"Meanwhile, the author is up to his usual business. Characters stop what they're doing to sing what are for the most part stupid songs. Strange sexual practices take place. Obscure languages are spoken, not always idiomatically. Contrary-to-the-fact occurrences occur. If it is not the world, it is what the world might be with a minor adjustment or two. According to some, this is one of the main purposes of fiction.
"Let the reader decide, let the reader beware. Good luck."
—Thomas Pynchon


What the Critics Say

"[Pynchon's] funniest and arguably his most accessible novel." (New York Times Book Review)
"Pynchon delivers a novel that matches his most influential work, Gravity's complexity, humor, and insight, and surpasses it in emotional valence....A capacious, gritty, and tender epic." (Booklist)


See More Like This

Customer Reviews

Most Helpful


Against the Day is Thomas Pynchon's most recent and one of his most accessible and entertaining works. (Mason & Dixon and The Crying of Lot 49 are better books, imo, but this one is certainly a worthy addition to Pynchon's formidable oeuvre.) Dick Hill's reading makes it even better.

Taking place between 1893 and 1914 in Chicago at the Columbian Exposition and going from there to the globe, inside and out, the story involves a group of very fictional hot-air balloonists, western mines unionists and anarchists (terrorists?) and their families, tycoons and their goons, scientists, mathematicians and a whole menagerie of assorted characters some historical, some not.

The plot involves the children of slain anarchist Traverse Webb as they basically try to 1. avenge his death and 2. escape the clutches of the evil tycoon Scarsdale Vibe.

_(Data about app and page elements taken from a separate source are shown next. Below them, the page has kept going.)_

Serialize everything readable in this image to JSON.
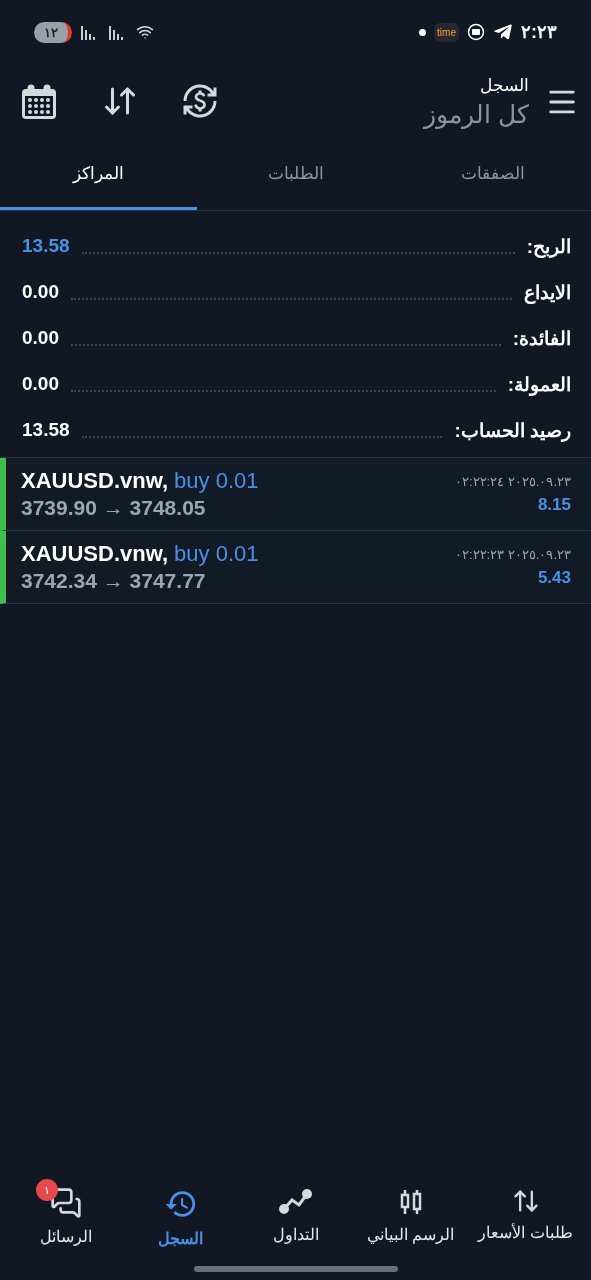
{
  "status_bar": {
    "time": "٢:٢٣",
    "app_badge": "time",
    "battery": "١٢"
  },
  "header": {
    "title": "السجل",
    "subtitle": "كل الرموز"
  },
  "tabs": [
    {
      "label": "الصفقات",
      "selected": false
    },
    {
      "label": "الطلبات",
      "selected": false
    },
    {
      "label": "المراكز",
      "selected": true
    }
  ],
  "summary": [
    {
      "label": "الربح:",
      "value": "13.58",
      "highlight": true
    },
    {
      "label": "الايداع",
      "value": "0.00",
      "highlight": false
    },
    {
      "label": "الفائدة:",
      "value": "0.00",
      "highlight": false
    },
    {
      "label": "العمولة:",
      "value": "0.00",
      "highlight": false
    },
    {
      "label": "رصيد الحساب:",
      "value": "13.58",
      "highlight": false
    }
  ],
  "trades": [
    {
      "symbol": "XAUUSD.vnw,",
      "side": "buy 0.01",
      "prices": "3739.90 → 3748.05",
      "time": "٢٠٢٥.٠٩.٢٣ ٠٢:٢٢:٢٤",
      "profit": "8.15"
    },
    {
      "symbol": "XAUUSD.vnw,",
      "side": "buy 0.01",
      "prices": "3742.34 → 3747.77",
      "time": "٢٠٢٥.٠٩.٢٣ ٠٢:٢٢:٢٣",
      "profit": "5.43"
    }
  ],
  "bottom_nav": [
    {
      "label": "طلبات الأسعار",
      "kind": "quotes",
      "selected": false
    },
    {
      "label": "الرسم البياني",
      "kind": "chart",
      "selected": false
    },
    {
      "label": "التداول",
      "kind": "trade",
      "selected": false
    },
    {
      "label": "السجل",
      "kind": "history",
      "selected": true
    },
    {
      "label": "الرسائل",
      "kind": "messages",
      "selected": false,
      "badge": "١"
    }
  ]
}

Meanwhile, the Chums of Chance glide around observing from their balloon above. But that's a very, very simplified version of the intricate convolutions the plot of this encyclopedic novel takes.

The themes are the closing of the frontier and the onset of modern life, including the boom of technology and capitalist greed. Meanwhile, the common man is doomed to live under the oppression of totalitarian regimes willing to use militaristic force to ensure domination.

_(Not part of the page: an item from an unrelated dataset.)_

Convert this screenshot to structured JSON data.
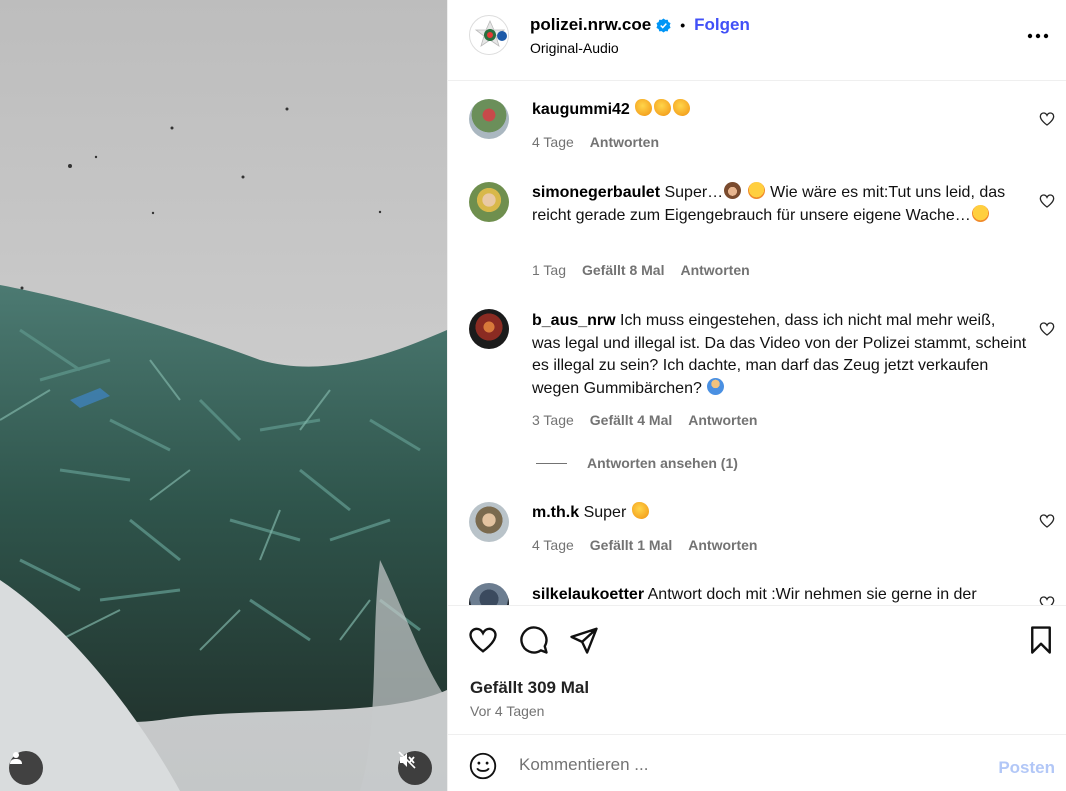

Different styles are used for different plots of the book varying from Dime Novel to American Western to erotica and spy novel. This is quite effective in maintaining interest throughout such a long book.

The narrator Dick Hill gives a bit of very appropriate energy and drama to the reading and although it took a few minutes to get used to the voice (as usual for me), it's obvious Hill knows and loves the material and his interpretation is "cracker-jack!" Good show!
Read full review

- Rebecca Lindroos

Pynchon’s best yet!

The broadest and most joyous of this remarkable author's unique, sprawling, epic, poetic sagas. An absorbing, sometimes surreal and almost overwhelming miasma of fact, fiction and fantasy, set during the period of tumultuous advancement in thought and discovery between the 1890’s and 1920’s, and peripheral to the dark and foreboding “war to end all wars”. But even more so than his other masterful works – Gravity’s Rainbow, V, The Crying of Lot 49 – this is a positively decadent and ultimately joyous celebration of history, scientific delusion and fact, mysticism, social turmoil and evolution, love real and imagined, flight, time travel, light, energy and ultimately redemption and hope. Pitting industrial and political czars and goons, unionists, mathematicians, inventors, spiritualists, explorers, anarchists, visionaries, charlatans, airship travelers, transcendentalists - all of them basically regular folks like you and me - against and with each other. Dick Hill's narration, voicing, inflection and pace, at first seemingly quirky, are quickly found to be perfect for the material. Though some 52 hours long, it was increasingly absorbing, and ended most graciously, though I'm sorry it had to end at all. This is one for you, whoever you are.
Read full review

- Waterman

Book Details

  • Release Date: 01-12-2007
  • Publisher: Tantor Audio